What is being asked
Copy everything in the data below exactly except the pictures.

Supplied information

* * * * * * * * *

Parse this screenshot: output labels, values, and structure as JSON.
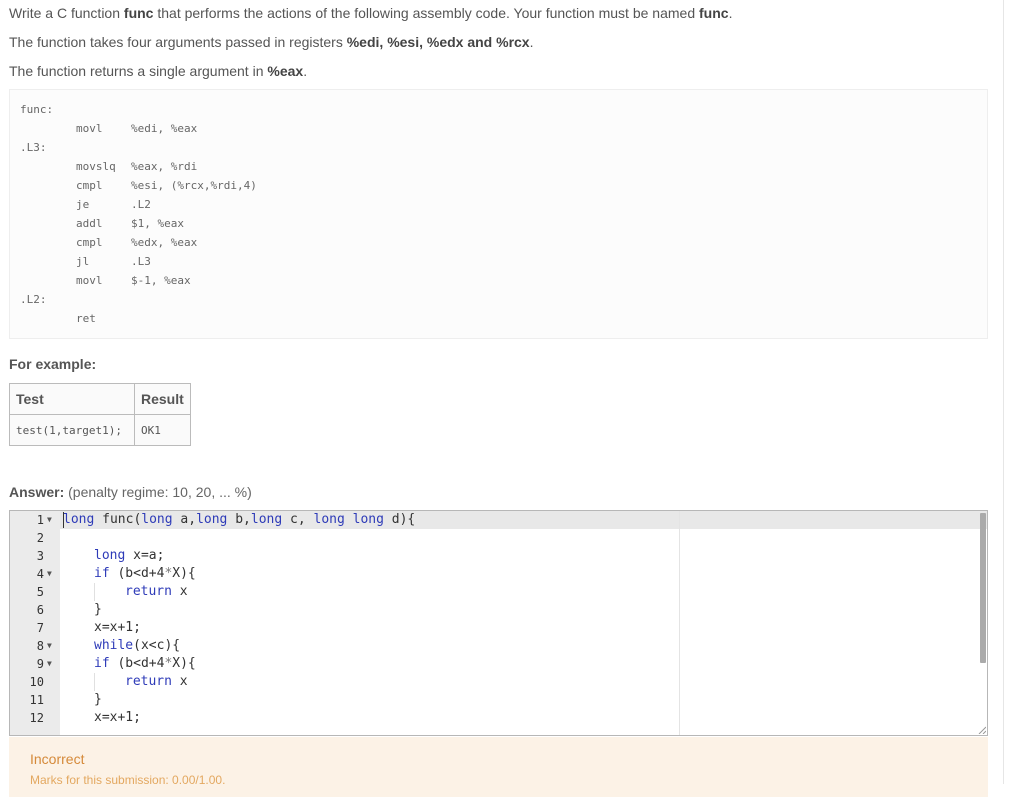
{
  "question": {
    "line1": [
      {
        "t": "Write a C function ",
        "b": false
      },
      {
        "t": "func",
        "b": true
      },
      {
        "t": " that performs the actions of the following assembly code. Your function must be named ",
        "b": false
      },
      {
        "t": "func",
        "b": true
      },
      {
        "t": ".",
        "b": false
      }
    ],
    "line2": [
      {
        "t": "The function takes four arguments passed in registers ",
        "b": false
      },
      {
        "t": "%edi, %esi, %edx and %rcx",
        "b": true
      },
      {
        "t": ".",
        "b": false
      }
    ],
    "line3": [
      {
        "t": "The function returns a single argument in ",
        "b": false
      },
      {
        "t": "%eax",
        "b": true
      },
      {
        "t": ".",
        "b": false
      }
    ]
  },
  "assembly": [
    {
      "label": "func:",
      "op": "",
      "arg": ""
    },
    {
      "label": "",
      "op": "movl",
      "arg": "%edi, %eax"
    },
    {
      "label": ".L3:",
      "op": "",
      "arg": ""
    },
    {
      "label": "",
      "op": "movslq",
      "arg": "%eax, %rdi"
    },
    {
      "label": "",
      "op": "cmpl",
      "arg": "%esi, (%rcx,%rdi,4)"
    },
    {
      "label": "",
      "op": "je",
      "arg": ".L2"
    },
    {
      "label": "",
      "op": "addl",
      "arg": "$1, %eax"
    },
    {
      "label": "",
      "op": "cmpl",
      "arg": "%edx, %eax"
    },
    {
      "label": "",
      "op": "jl",
      "arg": ".L3"
    },
    {
      "label": "",
      "op": "movl",
      "arg": "$-1, %eax"
    },
    {
      "label": ".L2:",
      "op": "",
      "arg": ""
    },
    {
      "label": "",
      "op": "ret",
      "arg": ""
    }
  ],
  "example": {
    "title": "For example:",
    "headers": [
      "Test",
      "Result"
    ],
    "rows": [
      [
        "test(1,target1);",
        "OK1"
      ]
    ]
  },
  "answer": {
    "label": "Answer:",
    "penalty": "(penalty regime: 10, 20, ... %)"
  },
  "editor": {
    "lines": [
      {
        "n": "1",
        "fold": true,
        "indent": 0,
        "tokens": [
          [
            "kw",
            "long"
          ],
          [
            "p",
            " func("
          ],
          [
            "kw",
            "long"
          ],
          [
            "p",
            " a,"
          ],
          [
            "kw",
            "long"
          ],
          [
            "p",
            " b,"
          ],
          [
            "kw",
            "long"
          ],
          [
            "p",
            " c, "
          ],
          [
            "kw",
            "long long"
          ],
          [
            "p",
            " d){"
          ]
        ]
      },
      {
        "n": "2",
        "fold": false,
        "indent": 0,
        "tokens": []
      },
      {
        "n": "3",
        "fold": false,
        "indent": 1,
        "tokens": [
          [
            "kw",
            "long"
          ],
          [
            "p",
            " x=a;"
          ]
        ]
      },
      {
        "n": "4",
        "fold": true,
        "indent": 1,
        "tokens": [
          [
            "kw",
            "if"
          ],
          [
            "p",
            " (b<d+4"
          ],
          [
            "op",
            "*"
          ],
          [
            "p",
            "X){"
          ]
        ]
      },
      {
        "n": "5",
        "fold": false,
        "indent": 2,
        "tokens": [
          [
            "kw",
            "return"
          ],
          [
            "p",
            " x"
          ]
        ]
      },
      {
        "n": "6",
        "fold": false,
        "indent": 1,
        "tokens": [
          [
            "p",
            "}"
          ]
        ]
      },
      {
        "n": "7",
        "fold": false,
        "indent": 1,
        "tokens": [
          [
            "p",
            "x=x+1;"
          ]
        ]
      },
      {
        "n": "8",
        "fold": true,
        "indent": 1,
        "tokens": [
          [
            "kw",
            "while"
          ],
          [
            "p",
            "(x<c){"
          ]
        ]
      },
      {
        "n": "9",
        "fold": true,
        "indent": 1,
        "tokens": [
          [
            "kw",
            "if"
          ],
          [
            "p",
            " (b<d+4"
          ],
          [
            "op",
            "*"
          ],
          [
            "p",
            "X){"
          ]
        ]
      },
      {
        "n": "10",
        "fold": false,
        "indent": 2,
        "tokens": [
          [
            "kw",
            "return"
          ],
          [
            "p",
            " x"
          ]
        ]
      },
      {
        "n": "11",
        "fold": false,
        "indent": 1,
        "tokens": [
          [
            "p",
            "}"
          ]
        ]
      },
      {
        "n": "12",
        "fold": false,
        "indent": 1,
        "tokens": [
          [
            "p",
            "x=x+1;"
          ]
        ]
      }
    ]
  },
  "feedback": {
    "status": "Incorrect",
    "marks": "Marks for this submission: 0.00/1.00."
  }
}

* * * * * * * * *

Answer section
Parse this screenshot: output labels, values, and structure as JSON.
{
  "question": {
    "line1": [
      {
        "t": "Write a C function ",
        "b": false
      },
      {
        "t": "func",
        "b": true
      },
      {
        "t": " that performs the actions of the following assembly code. Your function must be named ",
        "b": false
      },
      {
        "t": "func",
        "b": true
      },
      {
        "t": ".",
        "b": false
      }
    ],
    "line2": [
      {
        "t": "The function takes four arguments passed in registers ",
        "b": false
      },
      {
        "t": "%edi, %esi, %edx and %rcx",
        "b": true
      },
      {
        "t": ".",
        "b": false
      }
    ],
    "line3": [
      {
        "t": "The function returns a single argument in ",
        "b": false
      },
      {
        "t": "%eax",
        "b": true
      },
      {
        "t": ".",
        "b": false
      }
    ]
  },
  "assembly": [
    {
      "label": "func:",
      "op": "",
      "arg": ""
    },
    {
      "label": "",
      "op": "movl",
      "arg": "%edi, %eax"
    },
    {
      "label": ".L3:",
      "op": "",
      "arg": ""
    },
    {
      "label": "",
      "op": "movslq",
      "arg": "%eax, %rdi"
    },
    {
      "label": "",
      "op": "cmpl",
      "arg": "%esi, (%rcx,%rdi,4)"
    },
    {
      "label": "",
      "op": "je",
      "arg": ".L2"
    },
    {
      "label": "",
      "op": "addl",
      "arg": "$1, %eax"
    },
    {
      "label": "",
      "op": "cmpl",
      "arg": "%edx, %eax"
    },
    {
      "label": "",
      "op": "jl",
      "arg": ".L3"
    },
    {
      "label": "",
      "op": "movl",
      "arg": "$-1, %eax"
    },
    {
      "label": ".L2:",
      "op": "",
      "arg": ""
    },
    {
      "label": "",
      "op": "ret",
      "arg": ""
    }
  ],
  "example": {
    "title": "For example:",
    "headers": [
      "Test",
      "Result"
    ],
    "rows": [
      [
        "test(1,target1);",
        "OK1"
      ]
    ]
  },
  "answer": {
    "label": "Answer:",
    "penalty": "(penalty regime: 10, 20, ... %)"
  },
  "editor": {
    "lines": [
      {
        "n": "1",
        "fold": true,
        "indent": 0,
        "tokens": [
          [
            "kw",
            "long"
          ],
          [
            "p",
            " func("
          ],
          [
            "kw",
            "long"
          ],
          [
            "p",
            " a,"
          ],
          [
            "kw",
            "long"
          ],
          [
            "p",
            " b,"
          ],
          [
            "kw",
            "long"
          ],
          [
            "p",
            " c, "
          ],
          [
            "kw",
            "long long"
          ],
          [
            "p",
            " d){"
          ]
        ]
      },
      {
        "n": "2",
        "fold": false,
        "indent": 0,
        "tokens": []
      },
      {
        "n": "3",
        "fold": false,
        "indent": 1,
        "tokens": [
          [
            "kw",
            "long"
          ],
          [
            "p",
            " x=a;"
          ]
        ]
      },
      {
        "n": "4",
        "fold": true,
        "indent": 1,
        "tokens": [
          [
            "kw",
            "if"
          ],
          [
            "p",
            " (b<d+4"
          ],
          [
            "op",
            "*"
          ],
          [
            "p",
            "X){"
          ]
        ]
      },
      {
        "n": "5",
        "fold": false,
        "indent": 2,
        "tokens": [
          [
            "kw",
            "return"
          ],
          [
            "p",
            " x"
          ]
        ]
      },
      {
        "n": "6",
        "fold": false,
        "indent": 1,
        "tokens": [
          [
            "p",
            "}"
          ]
        ]
      },
      {
        "n": "7",
        "fold": false,
        "indent": 1,
        "tokens": [
          [
            "p",
            "x=x+1;"
          ]
        ]
      },
      {
        "n": "8",
        "fold": true,
        "indent": 1,
        "tokens": [
          [
            "kw",
            "while"
          ],
          [
            "p",
            "(x<c){"
          ]
        ]
      },
      {
        "n": "9",
        "fold": true,
        "indent": 1,
        "tokens": [
          [
            "kw",
            "if"
          ],
          [
            "p",
            " (b<d+4"
          ],
          [
            "op",
            "*"
          ],
          [
            "p",
            "X){"
          ]
        ]
      },
      {
        "n": "10",
        "fold": false,
        "indent": 2,
        "tokens": [
          [
            "kw",
            "return"
          ],
          [
            "p",
            " x"
          ]
        ]
      },
      {
        "n": "11",
        "fold": false,
        "indent": 1,
        "tokens": [
          [
            "p",
            "}"
          ]
        ]
      },
      {
        "n": "12",
        "fold": false,
        "indent": 1,
        "tokens": [
          [
            "p",
            "x=x+1;"
          ]
        ]
      }
    ]
  },
  "feedback": {
    "status": "Incorrect",
    "marks": "Marks for this submission: 0.00/1.00."
  }
}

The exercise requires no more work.